Senator Mason thought it was threatening. However, I believe it was simply a statement of fact. I would expect that the same result would occur in New South Wales in future Senate elections as occurred this time; that is, if the Labor Party does not win the final seat its preferences will elect Senator Mason or a Democrat senator. That has been the historical pattern since the Democrats came into existence, and I would expect that would happen in the future.

The Senate result in New South Wales showed that, despite other parties competing to the left of the Labor Party on some issues, we continued to poll strongly, with approximately 43 per cent of the total vote on the first count. This was an excellent result, I believe, in view of the 9 per cent polled by the NDP. One disturbing feature of the vote in New South Wales, however, is that in some rural areas, particularly in Riverina-Darling, the Labor Party vote in the Senate exceeded that received in the House of Representatives. The vote in the House of Representatives in Riverina-Darling was approximately 45 per cent, yet in the Senate it was in excess of 47 per cent, and that is not the only example in rural New South Wales. The results require some careful research and a lot of work by our Party before the next election.

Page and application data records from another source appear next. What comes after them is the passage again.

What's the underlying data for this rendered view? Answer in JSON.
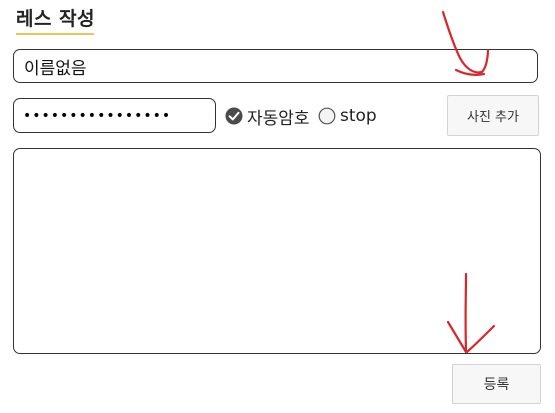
{
  "form": {
    "title": "레스 작성",
    "name_value": "이름없음",
    "password_value": "••••••••••••••••",
    "auto_password_label": "자동암호",
    "auto_password_checked": true,
    "stop_label": "stop",
    "stop_checked": false,
    "add_photo_label": "사진 추가",
    "content_value": "",
    "submit_label": "등록"
  },
  "colors": {
    "title_underline": "#f2c25a",
    "annotation_red": "#d8262b",
    "border": "#333333",
    "button_bg": "#f7f7f7"
  },
  "icons": {
    "auto_password": "check-circle-icon",
    "stop": "radio-empty-icon"
  }
}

The Hawke Labor Government has now the opportunity to be the longest serving Labor Government in Australia's history, with the next election possibly being held as late as April 1988. It is also the first time in history that the Labor Party is presiding over an Australian economy which is on the up-swing as opposed to being elected to government in time of crisis. For the record, almost 400,000 more Australians are now in work since the historical National Economic Summit Conference in April 1983. We are well on the way to achieving our campaign promise, a target of 500,000 more jobs in the first three years of a Labor government. At the same time, we halved the inflation rate inherited from the Fraser-Howard years. Australia's inflation rate is now only 5.3 per cent. Further, the number of days lost during industrial disputation has falled to its lowest level for 16 years.

Senator Walters —Come on, come on.

Senator SIBRAA —If Senator Walters does not like those statistics that is tough, but that is the record at the moment-we have the lowest level of industrial disputation for 16 years. It is clear that the wish of the Australian people at the last election, to have a Labor Government in Canberra, has been fulfilled. With such a fine record of achievement in the previous 20 months, this is not surprising. If the Labor Government is allowed to do what it was elected to do and implement its program of reform, the Australian people, so clearly benefiting from the policies of the Labor Party, can again be expected to return a Labor Government in 1988.